Opening the Journal: How an Open-Access E-journal Can Serve Scholarship, the Liberal Arts, and the Community

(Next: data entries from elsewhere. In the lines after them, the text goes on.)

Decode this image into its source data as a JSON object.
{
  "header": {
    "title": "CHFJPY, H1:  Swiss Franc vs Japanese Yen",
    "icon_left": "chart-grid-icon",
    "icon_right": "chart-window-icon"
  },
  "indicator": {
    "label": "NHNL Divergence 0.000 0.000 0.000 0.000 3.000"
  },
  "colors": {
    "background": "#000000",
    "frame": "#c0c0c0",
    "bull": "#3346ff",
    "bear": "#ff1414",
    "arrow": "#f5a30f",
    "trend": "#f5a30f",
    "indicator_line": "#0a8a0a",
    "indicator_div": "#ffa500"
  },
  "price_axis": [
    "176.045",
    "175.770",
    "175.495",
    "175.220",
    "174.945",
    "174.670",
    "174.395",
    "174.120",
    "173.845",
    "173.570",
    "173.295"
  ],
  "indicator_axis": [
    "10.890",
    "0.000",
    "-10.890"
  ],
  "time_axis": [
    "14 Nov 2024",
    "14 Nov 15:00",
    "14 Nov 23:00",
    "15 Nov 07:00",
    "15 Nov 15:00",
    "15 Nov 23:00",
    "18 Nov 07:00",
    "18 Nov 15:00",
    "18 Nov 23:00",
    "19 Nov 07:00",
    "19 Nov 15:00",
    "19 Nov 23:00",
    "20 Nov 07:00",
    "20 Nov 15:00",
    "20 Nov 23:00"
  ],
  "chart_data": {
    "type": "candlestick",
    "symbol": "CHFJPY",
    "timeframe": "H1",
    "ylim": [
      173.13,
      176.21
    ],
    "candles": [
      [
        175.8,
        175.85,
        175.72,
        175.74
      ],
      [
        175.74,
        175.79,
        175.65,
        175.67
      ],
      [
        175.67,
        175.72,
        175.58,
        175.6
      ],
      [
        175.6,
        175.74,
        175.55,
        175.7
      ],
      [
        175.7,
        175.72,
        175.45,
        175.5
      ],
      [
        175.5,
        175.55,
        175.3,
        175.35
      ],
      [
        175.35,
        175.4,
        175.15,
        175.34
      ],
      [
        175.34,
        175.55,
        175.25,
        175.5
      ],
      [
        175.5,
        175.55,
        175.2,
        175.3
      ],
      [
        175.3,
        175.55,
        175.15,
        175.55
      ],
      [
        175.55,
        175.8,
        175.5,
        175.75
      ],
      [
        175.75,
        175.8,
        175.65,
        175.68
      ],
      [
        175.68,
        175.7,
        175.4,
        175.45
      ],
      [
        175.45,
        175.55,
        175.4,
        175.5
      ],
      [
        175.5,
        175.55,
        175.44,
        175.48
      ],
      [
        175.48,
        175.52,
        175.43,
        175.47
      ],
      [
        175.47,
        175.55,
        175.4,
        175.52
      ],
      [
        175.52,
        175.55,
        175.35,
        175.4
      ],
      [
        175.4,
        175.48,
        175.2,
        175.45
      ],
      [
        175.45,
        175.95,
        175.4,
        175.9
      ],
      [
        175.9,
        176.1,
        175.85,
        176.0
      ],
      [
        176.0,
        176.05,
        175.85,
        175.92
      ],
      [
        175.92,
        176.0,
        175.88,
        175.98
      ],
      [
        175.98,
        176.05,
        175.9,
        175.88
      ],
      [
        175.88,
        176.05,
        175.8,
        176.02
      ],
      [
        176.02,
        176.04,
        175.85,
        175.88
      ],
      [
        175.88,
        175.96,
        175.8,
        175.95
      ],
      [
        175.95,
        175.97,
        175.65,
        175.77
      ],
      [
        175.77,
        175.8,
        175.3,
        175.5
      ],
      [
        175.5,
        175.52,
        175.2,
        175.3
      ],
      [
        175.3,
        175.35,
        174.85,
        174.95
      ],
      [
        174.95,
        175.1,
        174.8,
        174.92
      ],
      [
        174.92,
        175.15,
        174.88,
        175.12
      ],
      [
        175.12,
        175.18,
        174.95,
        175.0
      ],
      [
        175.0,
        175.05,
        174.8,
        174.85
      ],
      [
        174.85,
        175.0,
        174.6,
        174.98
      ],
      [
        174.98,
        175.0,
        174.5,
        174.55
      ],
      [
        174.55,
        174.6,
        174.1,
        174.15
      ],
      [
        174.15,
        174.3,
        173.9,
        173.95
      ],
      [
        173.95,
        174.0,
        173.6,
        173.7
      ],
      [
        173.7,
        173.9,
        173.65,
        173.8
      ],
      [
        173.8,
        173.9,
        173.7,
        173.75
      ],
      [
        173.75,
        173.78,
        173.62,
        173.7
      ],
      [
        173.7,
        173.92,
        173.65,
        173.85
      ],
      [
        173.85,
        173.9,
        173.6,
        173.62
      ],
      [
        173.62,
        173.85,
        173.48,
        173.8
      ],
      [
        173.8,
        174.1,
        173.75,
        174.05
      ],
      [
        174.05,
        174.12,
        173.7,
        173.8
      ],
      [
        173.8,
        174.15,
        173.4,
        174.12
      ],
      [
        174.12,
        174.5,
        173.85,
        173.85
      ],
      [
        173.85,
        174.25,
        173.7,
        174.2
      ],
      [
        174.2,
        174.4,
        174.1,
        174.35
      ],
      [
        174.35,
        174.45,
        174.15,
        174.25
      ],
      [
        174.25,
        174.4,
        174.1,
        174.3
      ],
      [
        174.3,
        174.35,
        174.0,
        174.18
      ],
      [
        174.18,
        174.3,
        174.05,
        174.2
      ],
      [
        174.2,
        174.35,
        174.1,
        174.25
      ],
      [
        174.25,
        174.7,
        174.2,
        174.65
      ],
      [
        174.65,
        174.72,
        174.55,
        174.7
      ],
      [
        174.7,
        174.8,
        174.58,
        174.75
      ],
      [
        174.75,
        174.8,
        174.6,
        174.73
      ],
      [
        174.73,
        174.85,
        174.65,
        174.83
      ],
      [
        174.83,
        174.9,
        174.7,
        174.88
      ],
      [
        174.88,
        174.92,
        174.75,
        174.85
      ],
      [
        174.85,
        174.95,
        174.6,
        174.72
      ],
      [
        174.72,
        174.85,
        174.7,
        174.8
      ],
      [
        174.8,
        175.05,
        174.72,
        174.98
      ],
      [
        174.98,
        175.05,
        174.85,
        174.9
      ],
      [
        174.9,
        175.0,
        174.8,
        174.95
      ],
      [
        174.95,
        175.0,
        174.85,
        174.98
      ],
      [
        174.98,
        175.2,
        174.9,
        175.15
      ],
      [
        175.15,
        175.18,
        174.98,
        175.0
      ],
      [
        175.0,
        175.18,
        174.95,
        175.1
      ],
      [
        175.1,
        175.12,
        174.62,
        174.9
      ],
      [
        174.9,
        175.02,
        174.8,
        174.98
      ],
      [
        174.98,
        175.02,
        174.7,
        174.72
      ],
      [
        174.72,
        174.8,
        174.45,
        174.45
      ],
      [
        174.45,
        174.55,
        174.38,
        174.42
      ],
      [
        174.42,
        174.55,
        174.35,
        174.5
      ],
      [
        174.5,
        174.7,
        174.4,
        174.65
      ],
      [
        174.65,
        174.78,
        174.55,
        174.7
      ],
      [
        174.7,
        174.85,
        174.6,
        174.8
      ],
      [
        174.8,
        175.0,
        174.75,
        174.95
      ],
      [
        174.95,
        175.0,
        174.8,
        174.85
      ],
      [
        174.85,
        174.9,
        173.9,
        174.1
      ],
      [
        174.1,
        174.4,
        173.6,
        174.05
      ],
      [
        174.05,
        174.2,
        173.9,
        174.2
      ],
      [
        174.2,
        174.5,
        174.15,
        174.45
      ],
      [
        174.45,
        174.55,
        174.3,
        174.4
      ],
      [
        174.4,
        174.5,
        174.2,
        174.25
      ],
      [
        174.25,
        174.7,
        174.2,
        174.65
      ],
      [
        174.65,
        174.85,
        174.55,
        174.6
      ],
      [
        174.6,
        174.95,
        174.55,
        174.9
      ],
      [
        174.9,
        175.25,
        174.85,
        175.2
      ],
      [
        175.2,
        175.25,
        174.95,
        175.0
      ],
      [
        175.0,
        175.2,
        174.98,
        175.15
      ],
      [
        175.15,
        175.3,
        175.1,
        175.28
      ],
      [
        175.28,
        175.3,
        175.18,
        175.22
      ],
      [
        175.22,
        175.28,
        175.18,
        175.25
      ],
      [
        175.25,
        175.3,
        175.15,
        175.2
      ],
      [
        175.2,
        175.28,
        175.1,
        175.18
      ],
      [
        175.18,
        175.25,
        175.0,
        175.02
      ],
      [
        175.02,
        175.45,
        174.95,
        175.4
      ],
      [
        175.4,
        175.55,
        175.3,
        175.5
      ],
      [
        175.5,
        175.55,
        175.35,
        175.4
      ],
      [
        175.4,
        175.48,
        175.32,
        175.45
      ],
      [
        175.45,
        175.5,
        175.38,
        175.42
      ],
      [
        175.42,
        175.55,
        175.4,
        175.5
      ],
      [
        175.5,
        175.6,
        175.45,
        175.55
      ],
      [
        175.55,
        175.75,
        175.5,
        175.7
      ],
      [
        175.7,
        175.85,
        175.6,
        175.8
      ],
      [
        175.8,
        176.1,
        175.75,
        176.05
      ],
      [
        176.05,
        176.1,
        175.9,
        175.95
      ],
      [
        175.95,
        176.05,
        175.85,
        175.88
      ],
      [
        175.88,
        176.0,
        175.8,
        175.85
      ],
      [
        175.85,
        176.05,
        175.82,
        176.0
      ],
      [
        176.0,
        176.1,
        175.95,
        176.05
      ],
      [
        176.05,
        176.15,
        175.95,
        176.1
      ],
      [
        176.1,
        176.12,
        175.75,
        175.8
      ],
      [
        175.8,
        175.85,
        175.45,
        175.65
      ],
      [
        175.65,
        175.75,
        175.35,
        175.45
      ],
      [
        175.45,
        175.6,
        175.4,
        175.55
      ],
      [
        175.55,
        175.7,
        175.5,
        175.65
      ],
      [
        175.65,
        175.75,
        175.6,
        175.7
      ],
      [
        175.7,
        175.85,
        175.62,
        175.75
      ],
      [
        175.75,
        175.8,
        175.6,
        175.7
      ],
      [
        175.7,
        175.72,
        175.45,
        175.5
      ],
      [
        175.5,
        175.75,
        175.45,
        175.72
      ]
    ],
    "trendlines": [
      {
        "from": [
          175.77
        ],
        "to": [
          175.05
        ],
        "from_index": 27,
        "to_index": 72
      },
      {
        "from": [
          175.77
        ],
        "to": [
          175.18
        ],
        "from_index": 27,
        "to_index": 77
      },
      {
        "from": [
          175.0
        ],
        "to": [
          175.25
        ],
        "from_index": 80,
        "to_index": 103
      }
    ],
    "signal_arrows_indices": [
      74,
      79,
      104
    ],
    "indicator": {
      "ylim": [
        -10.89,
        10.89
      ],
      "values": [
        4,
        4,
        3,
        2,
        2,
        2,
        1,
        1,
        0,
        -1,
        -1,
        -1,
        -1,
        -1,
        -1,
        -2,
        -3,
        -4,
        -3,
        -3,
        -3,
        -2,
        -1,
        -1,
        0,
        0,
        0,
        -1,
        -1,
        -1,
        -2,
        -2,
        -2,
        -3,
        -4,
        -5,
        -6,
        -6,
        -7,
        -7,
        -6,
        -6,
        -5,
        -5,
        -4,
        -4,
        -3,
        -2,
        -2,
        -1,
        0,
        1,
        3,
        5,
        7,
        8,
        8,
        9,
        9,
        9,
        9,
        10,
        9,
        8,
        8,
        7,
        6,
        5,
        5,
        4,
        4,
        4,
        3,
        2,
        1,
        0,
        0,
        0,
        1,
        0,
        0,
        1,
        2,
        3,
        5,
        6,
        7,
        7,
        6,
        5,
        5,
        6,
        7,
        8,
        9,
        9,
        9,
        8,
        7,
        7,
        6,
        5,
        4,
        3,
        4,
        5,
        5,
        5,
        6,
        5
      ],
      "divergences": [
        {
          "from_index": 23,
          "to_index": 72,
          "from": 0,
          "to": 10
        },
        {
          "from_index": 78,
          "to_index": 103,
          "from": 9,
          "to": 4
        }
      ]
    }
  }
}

Use the link to access the full text article published in the journal Perspectives on History. Open access to the article was made possible by the American Historical Association. The article opens as follows: "During this period of great turmoil for higher education, when the “usefulness” of liberal arts education is under assault, supporters of the humanities and the liberal arts must actively and creatively advance the cause by finding ways to increase participation, interest, and relevance without watering down scholarship. We at the Middle Ground Journal found that an open-access e-journal can be the center of such an effort, contributing to its host institution’s core mission of liberal arts education while connecting the surrounding communities to a global network and broad perspective. The Middle Ground Journal: World History and Global Studies is the journal of the Midwest World History Association (MWWHA), an affiliate of the World History Association (WHA). The journal was launched in 2010 and is housed at the College of St. Scholastica, which generously provides critical IT and logistical support. Like any peer-reviewed journal, Middle Ground publishes the latest research and furthers scholarly discourse. The journal has adhered to the important standards of peer review for research articles. We have also developed an active scholarly book review section facilitated by good working relationships with many of the major publishers. Because of the open-access and e-format, our reviews are freely available to readers around the world. But we have also made a concerted effort to involve undergraduates and K–12 students with diverse interests, turning the Middle Ground Journal into an effective tool for broad outreach and advocacy on behalf of the liberal arts. We’ve found three components that allow the Middle Ground Journal to serve both scholarship and outreach. First, we have meaningful undergraduate participation. In particular, we creatively developed areas for undergraduate participation beyond world history and global studies, such as teaching, marketing, study abroad, experiential learning, and web 2.0 and social media. Managing these functions is labor intensive, but it is a fundamental part of the journal’s mission. Second, we created and nurtured community outreach and partnerships with area K–12 classes. Finally, we started experiments with formats more suitable to contributors outside academe—such as columns, reflective essays on teaching, interviews (potentially as video clips or podcasts), and class materials for teachers on all levels ..."